Data records for software interfaces |
------------------------------------------------

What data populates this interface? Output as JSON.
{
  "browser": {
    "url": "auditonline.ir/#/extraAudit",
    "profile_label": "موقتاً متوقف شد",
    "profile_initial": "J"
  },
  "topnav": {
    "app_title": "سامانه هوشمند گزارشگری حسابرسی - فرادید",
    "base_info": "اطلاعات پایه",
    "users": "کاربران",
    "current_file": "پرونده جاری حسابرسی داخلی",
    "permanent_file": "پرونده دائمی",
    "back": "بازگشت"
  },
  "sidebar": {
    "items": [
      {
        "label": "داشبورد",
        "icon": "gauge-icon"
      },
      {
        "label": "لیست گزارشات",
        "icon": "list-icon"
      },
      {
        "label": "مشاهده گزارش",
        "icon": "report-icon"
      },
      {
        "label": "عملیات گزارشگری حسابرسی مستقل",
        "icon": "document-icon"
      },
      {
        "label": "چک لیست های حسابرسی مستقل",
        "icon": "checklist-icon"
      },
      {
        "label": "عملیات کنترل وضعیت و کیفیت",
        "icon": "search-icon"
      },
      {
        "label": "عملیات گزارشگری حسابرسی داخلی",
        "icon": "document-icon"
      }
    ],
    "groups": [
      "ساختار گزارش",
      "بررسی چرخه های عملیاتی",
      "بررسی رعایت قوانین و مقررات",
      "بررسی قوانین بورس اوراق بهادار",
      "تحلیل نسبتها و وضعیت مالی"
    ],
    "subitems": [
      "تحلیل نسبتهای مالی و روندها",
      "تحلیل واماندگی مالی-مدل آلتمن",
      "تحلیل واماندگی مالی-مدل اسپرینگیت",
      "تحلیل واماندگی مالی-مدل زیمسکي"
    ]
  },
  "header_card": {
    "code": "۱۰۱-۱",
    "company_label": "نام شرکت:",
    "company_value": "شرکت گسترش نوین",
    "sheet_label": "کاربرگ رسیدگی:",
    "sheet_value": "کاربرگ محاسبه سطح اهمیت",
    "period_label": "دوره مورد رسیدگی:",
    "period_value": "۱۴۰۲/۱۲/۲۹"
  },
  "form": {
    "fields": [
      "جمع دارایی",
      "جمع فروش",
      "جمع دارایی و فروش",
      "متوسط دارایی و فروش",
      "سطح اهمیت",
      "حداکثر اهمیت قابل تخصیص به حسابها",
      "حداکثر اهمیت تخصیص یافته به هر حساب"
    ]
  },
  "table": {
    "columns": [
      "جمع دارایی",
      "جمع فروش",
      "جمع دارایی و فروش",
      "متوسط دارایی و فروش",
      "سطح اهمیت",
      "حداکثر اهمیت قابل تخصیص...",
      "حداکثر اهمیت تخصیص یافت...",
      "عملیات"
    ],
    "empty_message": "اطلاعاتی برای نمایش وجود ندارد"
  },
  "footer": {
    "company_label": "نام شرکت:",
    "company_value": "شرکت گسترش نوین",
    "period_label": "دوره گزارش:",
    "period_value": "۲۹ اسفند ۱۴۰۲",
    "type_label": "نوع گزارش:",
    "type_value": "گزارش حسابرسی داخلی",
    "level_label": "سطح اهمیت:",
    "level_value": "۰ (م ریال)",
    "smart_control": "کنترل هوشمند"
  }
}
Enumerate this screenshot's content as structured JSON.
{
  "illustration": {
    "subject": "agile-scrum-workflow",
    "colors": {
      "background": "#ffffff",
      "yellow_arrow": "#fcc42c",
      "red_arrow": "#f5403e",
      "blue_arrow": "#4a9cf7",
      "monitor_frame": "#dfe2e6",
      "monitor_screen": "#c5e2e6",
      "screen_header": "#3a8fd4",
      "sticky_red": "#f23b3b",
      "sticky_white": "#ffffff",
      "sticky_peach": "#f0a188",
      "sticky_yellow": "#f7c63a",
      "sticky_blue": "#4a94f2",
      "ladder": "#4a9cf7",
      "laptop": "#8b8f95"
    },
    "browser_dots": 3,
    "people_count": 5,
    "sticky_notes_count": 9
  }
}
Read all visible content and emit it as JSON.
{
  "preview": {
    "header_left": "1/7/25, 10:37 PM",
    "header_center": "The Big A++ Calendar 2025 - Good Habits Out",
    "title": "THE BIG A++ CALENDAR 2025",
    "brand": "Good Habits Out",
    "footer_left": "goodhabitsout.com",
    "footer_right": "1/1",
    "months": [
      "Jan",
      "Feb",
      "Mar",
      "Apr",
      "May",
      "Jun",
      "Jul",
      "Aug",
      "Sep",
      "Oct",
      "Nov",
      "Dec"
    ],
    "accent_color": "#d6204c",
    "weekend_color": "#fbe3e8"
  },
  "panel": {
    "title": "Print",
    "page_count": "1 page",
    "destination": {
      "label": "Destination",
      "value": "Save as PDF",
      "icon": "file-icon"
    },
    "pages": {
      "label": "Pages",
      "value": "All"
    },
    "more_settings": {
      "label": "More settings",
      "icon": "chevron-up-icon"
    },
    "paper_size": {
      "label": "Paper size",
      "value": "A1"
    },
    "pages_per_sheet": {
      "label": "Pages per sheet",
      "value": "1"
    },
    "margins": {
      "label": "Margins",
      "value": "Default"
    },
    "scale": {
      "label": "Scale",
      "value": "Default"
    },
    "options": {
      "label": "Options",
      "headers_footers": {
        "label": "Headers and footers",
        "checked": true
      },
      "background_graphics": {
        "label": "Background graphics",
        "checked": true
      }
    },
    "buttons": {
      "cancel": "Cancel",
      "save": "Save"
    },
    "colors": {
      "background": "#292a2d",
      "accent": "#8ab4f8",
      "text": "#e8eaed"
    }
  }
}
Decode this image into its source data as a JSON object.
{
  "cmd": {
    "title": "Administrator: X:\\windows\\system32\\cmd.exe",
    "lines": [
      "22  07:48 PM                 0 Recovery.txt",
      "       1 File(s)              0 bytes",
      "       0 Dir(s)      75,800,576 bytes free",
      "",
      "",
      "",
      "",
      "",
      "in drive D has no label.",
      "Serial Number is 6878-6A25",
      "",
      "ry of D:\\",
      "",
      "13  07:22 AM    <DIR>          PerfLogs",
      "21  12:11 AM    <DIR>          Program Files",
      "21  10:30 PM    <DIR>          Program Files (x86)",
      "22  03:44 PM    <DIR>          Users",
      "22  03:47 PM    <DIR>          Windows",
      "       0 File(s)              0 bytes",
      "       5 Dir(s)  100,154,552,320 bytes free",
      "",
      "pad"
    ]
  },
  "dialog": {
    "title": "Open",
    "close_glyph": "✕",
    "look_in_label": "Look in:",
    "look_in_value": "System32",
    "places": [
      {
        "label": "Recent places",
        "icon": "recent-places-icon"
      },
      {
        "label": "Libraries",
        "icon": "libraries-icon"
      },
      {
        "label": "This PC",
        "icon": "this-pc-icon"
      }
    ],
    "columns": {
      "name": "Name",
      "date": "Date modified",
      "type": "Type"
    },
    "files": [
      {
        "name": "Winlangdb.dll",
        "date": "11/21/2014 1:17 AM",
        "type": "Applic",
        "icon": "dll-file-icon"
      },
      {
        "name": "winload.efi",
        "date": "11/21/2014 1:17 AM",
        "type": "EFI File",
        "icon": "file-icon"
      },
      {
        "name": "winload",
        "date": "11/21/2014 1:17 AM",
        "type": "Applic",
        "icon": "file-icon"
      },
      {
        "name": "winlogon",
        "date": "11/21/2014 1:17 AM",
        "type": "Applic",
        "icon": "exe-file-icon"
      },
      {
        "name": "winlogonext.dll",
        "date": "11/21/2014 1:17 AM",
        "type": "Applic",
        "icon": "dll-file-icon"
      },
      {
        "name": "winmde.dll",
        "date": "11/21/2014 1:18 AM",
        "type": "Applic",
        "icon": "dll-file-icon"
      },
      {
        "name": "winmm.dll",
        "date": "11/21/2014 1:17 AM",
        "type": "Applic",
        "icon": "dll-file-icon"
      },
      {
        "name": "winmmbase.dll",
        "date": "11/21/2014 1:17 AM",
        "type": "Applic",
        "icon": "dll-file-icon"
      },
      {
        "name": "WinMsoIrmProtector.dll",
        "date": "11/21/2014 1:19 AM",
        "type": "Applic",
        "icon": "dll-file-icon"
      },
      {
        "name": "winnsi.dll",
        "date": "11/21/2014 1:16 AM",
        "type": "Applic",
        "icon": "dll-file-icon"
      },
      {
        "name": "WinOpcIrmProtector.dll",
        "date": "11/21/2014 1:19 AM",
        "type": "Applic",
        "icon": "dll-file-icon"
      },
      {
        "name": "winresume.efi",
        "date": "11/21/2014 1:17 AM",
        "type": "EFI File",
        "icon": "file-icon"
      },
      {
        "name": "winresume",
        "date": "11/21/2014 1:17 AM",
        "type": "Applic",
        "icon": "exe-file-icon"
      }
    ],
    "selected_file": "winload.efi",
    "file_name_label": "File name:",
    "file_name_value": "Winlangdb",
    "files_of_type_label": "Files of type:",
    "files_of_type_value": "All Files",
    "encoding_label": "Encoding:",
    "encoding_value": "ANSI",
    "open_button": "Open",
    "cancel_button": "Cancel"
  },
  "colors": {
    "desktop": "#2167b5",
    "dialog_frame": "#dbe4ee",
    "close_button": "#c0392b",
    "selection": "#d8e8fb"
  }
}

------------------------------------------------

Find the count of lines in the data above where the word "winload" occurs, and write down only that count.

Written solution | 3